Illustration from a nineteenth century edition of A Connecticut Yankee in King Arthur’s Court. (Project Gutenberg)

Seybold observed that parts of Twain’s massive catalog can be selected to support all kinds of opinions, and that he was cautious to never strongly endorse revolutionary movements that sometimes made targets out of his friends. Still, “Capitalism was churning people out wherever he went,” Seybold said. “It was happening in the plantation South, and in the mining communities out West. He was witnessing people get chewed up knowing that their labor created these enormous fortunes.”

Back east, at the height of his fame, Twain witnessed the runaway results of that wealth extraction, and the order of power that kept working people gullible and disorganized.

Somebody Else’s Revolution

Creatively, A Connecticut Yankee strikes out as a new kind of American science fiction to rival Jules Verne and H. G. Wells. Politically, scholars point to it as a transitionary document between the steam-powered Gilded Age and the new technological democratism of the Progressive Era.

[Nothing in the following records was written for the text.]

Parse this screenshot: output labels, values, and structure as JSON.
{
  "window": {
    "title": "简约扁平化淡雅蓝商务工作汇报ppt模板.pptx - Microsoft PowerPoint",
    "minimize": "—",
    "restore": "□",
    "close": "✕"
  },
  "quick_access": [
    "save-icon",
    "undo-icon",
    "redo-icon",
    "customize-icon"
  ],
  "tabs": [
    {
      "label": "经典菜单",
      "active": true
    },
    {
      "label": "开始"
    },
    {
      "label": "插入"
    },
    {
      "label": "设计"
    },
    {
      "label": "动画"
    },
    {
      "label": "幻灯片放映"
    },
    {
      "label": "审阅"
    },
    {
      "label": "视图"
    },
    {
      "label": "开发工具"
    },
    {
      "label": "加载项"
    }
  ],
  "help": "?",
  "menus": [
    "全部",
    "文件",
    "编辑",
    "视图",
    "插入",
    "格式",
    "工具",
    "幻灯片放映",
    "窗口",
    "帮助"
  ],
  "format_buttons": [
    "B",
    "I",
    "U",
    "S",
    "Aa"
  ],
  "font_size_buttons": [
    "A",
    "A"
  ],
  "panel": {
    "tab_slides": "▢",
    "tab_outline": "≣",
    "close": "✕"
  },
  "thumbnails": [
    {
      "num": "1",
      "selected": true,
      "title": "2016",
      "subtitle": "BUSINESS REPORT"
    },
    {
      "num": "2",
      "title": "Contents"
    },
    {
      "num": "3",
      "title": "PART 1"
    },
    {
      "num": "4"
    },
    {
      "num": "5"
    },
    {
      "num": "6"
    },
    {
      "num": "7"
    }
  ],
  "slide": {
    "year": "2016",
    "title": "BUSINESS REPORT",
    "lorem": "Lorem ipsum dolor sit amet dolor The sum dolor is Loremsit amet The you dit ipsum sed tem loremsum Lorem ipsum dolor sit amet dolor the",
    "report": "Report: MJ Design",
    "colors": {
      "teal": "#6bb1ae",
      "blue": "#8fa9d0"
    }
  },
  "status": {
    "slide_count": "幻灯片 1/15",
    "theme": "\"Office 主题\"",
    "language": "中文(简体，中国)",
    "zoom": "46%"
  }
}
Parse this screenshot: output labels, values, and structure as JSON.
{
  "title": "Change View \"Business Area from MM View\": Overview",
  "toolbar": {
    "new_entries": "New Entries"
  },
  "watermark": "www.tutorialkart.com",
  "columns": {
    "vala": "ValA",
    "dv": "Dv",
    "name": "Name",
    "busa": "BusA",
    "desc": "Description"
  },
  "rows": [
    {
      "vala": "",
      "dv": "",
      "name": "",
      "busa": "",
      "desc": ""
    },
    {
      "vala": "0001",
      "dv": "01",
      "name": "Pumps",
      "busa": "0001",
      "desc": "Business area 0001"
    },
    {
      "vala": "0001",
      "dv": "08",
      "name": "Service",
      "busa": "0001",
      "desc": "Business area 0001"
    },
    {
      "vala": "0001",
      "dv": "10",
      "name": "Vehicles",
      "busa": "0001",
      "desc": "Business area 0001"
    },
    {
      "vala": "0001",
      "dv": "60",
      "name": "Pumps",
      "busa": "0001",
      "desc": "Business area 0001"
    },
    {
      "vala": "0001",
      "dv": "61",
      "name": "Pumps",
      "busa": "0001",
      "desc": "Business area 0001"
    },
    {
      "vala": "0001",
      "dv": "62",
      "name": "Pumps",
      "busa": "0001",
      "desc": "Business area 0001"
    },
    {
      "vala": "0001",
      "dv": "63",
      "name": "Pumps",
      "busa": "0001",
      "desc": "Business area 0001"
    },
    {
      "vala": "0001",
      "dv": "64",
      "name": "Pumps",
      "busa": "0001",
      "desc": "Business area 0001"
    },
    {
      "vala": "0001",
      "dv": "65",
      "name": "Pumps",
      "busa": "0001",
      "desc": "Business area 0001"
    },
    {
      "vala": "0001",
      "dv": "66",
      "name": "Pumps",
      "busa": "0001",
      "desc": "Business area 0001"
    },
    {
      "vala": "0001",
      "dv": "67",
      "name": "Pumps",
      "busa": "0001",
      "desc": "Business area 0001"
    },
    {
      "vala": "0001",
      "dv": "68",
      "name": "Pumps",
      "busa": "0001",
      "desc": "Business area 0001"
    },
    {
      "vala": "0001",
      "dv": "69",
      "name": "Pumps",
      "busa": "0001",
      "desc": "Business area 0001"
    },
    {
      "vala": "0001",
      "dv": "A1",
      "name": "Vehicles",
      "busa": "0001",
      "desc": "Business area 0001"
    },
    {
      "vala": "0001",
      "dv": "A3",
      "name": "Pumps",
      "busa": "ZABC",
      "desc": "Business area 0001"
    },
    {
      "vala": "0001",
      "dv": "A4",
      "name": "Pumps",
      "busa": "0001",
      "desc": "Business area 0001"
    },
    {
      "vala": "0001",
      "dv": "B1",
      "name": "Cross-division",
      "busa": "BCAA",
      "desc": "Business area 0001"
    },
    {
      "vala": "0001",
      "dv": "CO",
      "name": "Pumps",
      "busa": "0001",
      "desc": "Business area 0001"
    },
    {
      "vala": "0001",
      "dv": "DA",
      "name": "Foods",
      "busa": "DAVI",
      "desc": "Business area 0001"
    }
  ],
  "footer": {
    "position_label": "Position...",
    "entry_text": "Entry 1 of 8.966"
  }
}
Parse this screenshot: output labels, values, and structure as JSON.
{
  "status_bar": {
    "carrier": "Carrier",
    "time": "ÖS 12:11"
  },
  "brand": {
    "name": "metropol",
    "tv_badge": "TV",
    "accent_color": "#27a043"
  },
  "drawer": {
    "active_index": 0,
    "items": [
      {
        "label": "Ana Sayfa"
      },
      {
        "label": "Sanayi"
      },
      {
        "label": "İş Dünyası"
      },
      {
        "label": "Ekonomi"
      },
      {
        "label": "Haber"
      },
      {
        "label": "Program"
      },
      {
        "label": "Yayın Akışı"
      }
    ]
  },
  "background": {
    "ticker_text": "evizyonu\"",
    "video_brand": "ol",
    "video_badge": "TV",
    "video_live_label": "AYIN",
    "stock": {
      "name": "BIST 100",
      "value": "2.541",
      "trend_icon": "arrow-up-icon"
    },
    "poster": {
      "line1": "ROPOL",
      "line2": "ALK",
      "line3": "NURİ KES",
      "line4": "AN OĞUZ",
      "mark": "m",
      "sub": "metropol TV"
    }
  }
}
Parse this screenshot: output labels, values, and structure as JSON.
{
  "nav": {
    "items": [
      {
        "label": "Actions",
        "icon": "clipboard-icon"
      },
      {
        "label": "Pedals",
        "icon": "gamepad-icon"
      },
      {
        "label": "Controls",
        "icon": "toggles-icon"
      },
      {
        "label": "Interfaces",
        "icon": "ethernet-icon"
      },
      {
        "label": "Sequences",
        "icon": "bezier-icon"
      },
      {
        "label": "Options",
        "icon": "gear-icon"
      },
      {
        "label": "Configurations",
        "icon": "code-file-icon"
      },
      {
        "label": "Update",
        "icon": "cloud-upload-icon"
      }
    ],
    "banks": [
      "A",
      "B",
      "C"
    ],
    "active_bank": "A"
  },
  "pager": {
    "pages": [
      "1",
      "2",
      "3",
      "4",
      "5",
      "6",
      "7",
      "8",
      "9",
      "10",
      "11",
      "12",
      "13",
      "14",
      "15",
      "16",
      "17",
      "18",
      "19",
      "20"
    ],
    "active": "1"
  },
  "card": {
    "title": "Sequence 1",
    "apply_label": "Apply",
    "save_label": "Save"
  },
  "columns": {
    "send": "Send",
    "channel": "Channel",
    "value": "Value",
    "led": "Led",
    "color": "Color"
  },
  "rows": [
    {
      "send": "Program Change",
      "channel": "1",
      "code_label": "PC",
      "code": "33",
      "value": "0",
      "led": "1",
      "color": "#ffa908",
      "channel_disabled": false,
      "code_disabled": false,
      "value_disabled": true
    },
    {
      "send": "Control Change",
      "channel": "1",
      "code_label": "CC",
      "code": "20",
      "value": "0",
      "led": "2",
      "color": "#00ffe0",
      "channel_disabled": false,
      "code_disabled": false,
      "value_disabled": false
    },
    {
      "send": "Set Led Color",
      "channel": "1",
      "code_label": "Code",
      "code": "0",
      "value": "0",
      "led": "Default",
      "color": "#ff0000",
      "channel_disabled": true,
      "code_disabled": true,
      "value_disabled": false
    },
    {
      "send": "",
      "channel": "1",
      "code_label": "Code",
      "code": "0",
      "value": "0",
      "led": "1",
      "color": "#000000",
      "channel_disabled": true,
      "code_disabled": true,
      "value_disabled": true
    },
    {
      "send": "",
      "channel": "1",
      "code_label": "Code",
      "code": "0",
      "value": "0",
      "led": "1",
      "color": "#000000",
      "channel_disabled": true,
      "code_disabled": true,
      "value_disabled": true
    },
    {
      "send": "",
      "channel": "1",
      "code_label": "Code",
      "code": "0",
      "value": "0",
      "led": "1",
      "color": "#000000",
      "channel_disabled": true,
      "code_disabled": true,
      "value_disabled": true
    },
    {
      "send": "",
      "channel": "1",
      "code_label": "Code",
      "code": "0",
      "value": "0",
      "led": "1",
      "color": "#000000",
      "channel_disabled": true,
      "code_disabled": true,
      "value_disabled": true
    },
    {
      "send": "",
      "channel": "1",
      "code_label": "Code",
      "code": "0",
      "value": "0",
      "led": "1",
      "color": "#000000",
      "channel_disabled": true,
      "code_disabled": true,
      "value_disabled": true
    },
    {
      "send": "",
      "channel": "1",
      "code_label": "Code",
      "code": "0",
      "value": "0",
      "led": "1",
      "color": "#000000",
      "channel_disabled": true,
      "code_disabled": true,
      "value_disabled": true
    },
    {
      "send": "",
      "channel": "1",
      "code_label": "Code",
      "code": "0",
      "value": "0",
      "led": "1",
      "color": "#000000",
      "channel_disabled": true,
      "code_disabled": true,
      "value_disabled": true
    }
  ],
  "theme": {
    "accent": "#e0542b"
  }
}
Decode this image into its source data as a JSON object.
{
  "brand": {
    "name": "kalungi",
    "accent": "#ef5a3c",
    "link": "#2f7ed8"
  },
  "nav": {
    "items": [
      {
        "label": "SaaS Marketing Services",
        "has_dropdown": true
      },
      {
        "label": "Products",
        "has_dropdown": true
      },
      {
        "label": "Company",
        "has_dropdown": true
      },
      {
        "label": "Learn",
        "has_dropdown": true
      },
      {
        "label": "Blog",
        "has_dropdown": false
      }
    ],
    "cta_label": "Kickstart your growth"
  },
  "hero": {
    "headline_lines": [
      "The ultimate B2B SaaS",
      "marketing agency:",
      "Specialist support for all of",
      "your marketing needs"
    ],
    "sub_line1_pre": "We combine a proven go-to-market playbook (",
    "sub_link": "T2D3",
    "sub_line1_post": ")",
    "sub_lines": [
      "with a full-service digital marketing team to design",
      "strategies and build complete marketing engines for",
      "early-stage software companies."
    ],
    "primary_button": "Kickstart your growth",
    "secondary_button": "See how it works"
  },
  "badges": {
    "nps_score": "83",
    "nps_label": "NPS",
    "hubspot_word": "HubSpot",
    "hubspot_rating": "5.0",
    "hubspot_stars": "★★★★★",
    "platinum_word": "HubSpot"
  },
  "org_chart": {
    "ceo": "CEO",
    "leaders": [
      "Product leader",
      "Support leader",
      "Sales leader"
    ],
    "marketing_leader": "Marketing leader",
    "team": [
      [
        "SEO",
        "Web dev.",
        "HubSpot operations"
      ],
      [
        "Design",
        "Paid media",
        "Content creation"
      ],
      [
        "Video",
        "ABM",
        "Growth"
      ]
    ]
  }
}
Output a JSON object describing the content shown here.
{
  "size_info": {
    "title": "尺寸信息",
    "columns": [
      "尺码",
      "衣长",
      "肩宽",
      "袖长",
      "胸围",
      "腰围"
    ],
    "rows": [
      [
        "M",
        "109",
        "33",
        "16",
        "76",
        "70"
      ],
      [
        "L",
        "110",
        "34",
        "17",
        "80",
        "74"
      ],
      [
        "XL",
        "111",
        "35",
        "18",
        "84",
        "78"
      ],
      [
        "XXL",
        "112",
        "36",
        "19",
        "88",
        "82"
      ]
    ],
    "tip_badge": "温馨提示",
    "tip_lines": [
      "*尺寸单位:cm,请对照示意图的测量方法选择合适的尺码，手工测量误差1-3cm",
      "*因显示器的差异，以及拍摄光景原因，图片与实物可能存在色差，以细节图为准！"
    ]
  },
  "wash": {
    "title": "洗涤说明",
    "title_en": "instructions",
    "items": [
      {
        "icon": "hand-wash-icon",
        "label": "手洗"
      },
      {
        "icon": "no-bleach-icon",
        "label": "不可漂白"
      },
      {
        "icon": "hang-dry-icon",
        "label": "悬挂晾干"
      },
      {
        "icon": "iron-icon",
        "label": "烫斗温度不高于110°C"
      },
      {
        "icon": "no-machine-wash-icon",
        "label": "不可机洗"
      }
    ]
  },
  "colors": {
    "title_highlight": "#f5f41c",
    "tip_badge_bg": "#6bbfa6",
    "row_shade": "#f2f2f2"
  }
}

In the Soviet Union, as Seybold documents, Twain became one of the most famous writers outside the USSR. “His work captured the hypocrisy of capitalism, and gave voice to anti-imperialist notions,” Seybold said. The USSR produced film versions of Huckleberry Finn starring expatriated black US citizens in a scathing critique of American slavery and the limits of emancipation.

Twain is best described as a left-liberal. “While he absolutely lionized the impulses of labor unions,” Seybold said, “and forms of collectivity and organization, he didn’t seem to have a lot of hope for their long-term success.” Seybold continues, “I see no evidence that Twain had any capacity for organization himself. He was very much a lone wolf figure. He might express some sympathy with collectivity, but he didn’t get very involved himself. And certainly, wouldn’t get involved in some way that would put some burden on him.”

To that end, The Boss in A Connecticut Yankee appears to speak in Twain’s own voice:

No people in the world ever did achieve their freedom by goody-goody talk and moral suasion: it being an immutable law that all revolutions that will succeed must begin in blood, whatever may answer afterward. If history teaches anything, it teaches that. What this folk needed then, was a Reign of Terror and a guillotine and I was the wrong man for them.